Objective: Hereditary spastic paraplegia (HSP) represents a heterogeneous group of neurodegenerative diseases characterized by progressive spasticity and lower limb weakness. We assessed the effects of transcutaneous spinal direct current stimulation (tsDCS) in HSP. Design: A double-blind, randomized, crossover and sham-controlled study. Setting: Fondazione IRCCS Cà Granda, Ospedale Maggiore Policlinico, Milan. Participants: eleven patients with HSP (six men, mean age ± SD: 37.3 ± 8.1 years), eight affected by spastin/SPG4,1 by atlastin1/SPG3a, 1 by paraplegin/SPG7 and 1 by ZFYVE26/SPG15. Interventions: tsDCS (anodal or sham, 2.0 mA, 20’, five days) delivered over the thoracic spinal cord (T10-T12). Outcome measures: Motor-evoked potentials (MEPs), the H-reflex (Hr), F-waves, the Ashworth scale for clinical spasticity, the Five Minutes Walking test and the Spastic Paraplegia Rating Scale (SPRS) were assessed. Patients were evaluated before tsDCS (T0), at the end of the stimulation (T1), after one week (T2), one month (T3) and two months (T4). Results: The score of the Ashworth scale improved in the anodal compared with sham group, up to two months following the end of stimulation (T1, P =.0137; T4, P =.0244), whereas the Five Minutes Walking test and SPRS did not differ between the two groups. Among neurophysiological measures, both anodal and sham tsDCS left Hr, F-waves and MEPs unchanged over time. Conclusions: Anodal tsDCS significantly decreases spasticity and might be a complementary strategy for the treatment of spasticity in HSP.

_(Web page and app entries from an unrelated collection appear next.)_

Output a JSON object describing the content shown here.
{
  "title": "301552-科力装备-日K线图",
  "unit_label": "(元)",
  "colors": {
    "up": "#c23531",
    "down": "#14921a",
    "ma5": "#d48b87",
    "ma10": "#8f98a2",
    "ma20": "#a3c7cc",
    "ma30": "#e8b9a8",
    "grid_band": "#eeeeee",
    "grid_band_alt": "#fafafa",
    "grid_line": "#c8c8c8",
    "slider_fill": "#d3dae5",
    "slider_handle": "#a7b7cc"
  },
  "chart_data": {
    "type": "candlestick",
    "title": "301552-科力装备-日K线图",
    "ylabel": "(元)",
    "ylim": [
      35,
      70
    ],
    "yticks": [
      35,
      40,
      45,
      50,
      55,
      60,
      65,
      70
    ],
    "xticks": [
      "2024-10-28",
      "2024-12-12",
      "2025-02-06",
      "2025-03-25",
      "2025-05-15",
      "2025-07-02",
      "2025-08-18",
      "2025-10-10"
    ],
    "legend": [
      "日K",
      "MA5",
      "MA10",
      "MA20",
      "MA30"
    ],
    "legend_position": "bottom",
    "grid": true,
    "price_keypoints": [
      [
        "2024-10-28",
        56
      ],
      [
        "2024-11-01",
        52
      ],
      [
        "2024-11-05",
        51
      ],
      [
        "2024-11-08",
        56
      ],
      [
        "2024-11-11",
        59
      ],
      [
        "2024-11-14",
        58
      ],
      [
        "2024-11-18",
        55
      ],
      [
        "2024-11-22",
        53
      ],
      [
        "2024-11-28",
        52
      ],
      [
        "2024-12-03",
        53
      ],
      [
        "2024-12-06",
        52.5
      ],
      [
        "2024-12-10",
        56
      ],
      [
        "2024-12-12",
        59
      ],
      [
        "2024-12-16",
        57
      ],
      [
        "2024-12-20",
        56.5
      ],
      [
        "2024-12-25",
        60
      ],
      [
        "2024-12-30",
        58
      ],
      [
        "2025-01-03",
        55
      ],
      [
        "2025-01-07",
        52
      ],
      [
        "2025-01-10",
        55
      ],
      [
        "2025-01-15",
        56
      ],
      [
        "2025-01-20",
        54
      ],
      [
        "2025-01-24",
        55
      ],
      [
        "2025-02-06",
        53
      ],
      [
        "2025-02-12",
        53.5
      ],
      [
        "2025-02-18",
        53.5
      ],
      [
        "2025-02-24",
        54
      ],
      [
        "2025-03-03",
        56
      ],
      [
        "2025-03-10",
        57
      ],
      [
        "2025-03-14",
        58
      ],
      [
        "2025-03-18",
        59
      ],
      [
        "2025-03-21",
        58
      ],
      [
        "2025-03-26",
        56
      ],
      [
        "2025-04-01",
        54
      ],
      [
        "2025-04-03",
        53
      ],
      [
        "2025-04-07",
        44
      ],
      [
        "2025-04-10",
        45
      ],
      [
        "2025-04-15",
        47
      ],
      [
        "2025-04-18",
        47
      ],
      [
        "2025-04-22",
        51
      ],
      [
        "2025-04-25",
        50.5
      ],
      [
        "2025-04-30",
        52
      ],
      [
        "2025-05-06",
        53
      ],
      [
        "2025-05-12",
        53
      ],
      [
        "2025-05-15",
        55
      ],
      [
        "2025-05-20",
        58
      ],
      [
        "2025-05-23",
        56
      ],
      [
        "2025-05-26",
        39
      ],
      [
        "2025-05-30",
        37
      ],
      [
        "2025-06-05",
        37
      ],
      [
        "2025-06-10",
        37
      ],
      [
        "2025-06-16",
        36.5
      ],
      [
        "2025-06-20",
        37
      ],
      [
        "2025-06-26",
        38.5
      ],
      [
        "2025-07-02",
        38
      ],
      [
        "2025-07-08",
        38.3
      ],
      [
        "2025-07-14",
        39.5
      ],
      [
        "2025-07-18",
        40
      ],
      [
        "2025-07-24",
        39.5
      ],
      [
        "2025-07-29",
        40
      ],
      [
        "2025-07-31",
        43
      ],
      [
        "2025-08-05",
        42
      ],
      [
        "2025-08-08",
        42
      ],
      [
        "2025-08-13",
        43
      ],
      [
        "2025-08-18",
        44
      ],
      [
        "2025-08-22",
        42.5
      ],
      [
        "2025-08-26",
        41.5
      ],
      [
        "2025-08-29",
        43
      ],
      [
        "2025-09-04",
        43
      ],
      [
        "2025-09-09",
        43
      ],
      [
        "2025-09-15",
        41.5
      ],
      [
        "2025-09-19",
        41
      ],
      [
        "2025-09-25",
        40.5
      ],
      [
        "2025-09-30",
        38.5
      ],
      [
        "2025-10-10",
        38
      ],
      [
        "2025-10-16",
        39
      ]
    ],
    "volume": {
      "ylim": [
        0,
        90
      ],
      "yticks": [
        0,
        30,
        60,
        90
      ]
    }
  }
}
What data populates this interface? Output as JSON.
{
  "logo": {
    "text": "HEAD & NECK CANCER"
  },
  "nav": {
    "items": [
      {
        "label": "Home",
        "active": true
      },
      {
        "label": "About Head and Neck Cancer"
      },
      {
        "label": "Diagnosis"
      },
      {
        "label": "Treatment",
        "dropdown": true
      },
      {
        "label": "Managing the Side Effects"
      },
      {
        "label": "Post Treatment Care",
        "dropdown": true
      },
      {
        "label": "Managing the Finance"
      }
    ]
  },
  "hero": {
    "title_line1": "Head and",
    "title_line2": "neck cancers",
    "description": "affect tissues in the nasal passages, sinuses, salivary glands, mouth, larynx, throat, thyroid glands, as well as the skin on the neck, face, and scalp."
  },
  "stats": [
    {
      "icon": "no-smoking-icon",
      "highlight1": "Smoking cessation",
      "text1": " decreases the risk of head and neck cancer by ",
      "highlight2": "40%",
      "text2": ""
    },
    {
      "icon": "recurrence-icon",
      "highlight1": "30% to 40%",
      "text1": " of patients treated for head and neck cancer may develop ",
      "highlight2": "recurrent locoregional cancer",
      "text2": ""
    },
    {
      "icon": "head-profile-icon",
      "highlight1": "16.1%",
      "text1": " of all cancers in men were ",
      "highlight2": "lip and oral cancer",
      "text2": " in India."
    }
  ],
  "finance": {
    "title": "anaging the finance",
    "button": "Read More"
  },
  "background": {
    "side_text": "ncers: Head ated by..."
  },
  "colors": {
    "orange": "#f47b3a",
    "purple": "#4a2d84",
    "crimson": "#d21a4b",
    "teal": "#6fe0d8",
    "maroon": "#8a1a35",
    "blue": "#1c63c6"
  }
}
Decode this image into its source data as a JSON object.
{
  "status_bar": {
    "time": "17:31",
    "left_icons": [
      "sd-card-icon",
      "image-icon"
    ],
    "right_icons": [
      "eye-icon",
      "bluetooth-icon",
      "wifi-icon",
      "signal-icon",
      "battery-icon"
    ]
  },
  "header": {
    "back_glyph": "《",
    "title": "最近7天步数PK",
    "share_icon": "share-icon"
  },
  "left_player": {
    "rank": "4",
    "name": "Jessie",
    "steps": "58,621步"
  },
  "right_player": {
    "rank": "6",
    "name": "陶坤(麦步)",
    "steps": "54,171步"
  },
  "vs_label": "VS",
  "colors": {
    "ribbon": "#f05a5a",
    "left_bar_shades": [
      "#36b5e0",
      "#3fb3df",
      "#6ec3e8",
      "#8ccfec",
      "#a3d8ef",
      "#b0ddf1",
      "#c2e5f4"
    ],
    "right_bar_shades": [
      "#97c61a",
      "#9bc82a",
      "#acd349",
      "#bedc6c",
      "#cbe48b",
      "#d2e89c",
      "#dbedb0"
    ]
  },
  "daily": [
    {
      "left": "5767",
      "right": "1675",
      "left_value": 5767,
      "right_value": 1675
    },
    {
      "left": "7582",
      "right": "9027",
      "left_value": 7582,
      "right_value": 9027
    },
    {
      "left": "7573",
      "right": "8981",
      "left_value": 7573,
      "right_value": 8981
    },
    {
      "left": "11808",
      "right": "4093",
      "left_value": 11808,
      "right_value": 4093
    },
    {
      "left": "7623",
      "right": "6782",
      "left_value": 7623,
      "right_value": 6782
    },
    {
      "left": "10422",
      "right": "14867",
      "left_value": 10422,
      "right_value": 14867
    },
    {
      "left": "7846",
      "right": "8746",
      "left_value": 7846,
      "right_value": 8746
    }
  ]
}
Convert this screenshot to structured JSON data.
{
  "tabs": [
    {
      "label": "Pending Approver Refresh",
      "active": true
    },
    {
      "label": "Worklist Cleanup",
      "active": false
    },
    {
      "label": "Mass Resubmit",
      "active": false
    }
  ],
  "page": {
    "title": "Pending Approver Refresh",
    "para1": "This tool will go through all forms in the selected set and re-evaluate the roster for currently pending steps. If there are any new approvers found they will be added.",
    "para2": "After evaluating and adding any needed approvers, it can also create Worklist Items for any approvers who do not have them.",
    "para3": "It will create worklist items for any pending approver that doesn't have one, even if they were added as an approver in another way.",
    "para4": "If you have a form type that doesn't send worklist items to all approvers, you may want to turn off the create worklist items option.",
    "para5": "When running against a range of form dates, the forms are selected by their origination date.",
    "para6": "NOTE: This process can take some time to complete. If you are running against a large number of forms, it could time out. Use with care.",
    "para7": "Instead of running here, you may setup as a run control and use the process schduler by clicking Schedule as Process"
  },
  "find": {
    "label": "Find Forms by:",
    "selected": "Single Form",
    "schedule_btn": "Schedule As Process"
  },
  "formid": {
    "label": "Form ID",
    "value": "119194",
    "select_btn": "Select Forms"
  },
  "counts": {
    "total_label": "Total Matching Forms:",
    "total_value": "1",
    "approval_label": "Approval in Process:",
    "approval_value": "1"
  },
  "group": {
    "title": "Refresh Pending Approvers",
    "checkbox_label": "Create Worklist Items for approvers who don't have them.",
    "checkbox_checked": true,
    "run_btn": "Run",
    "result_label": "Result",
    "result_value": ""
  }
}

- Hereditary spastic paraplegias
- Movement disorders
- Non-invasive spinal stimulation
- Spasticity treatment
- Transcutaneous spinal direct current stimulation
ASJC Scopus subject areas
- Clinical Neurology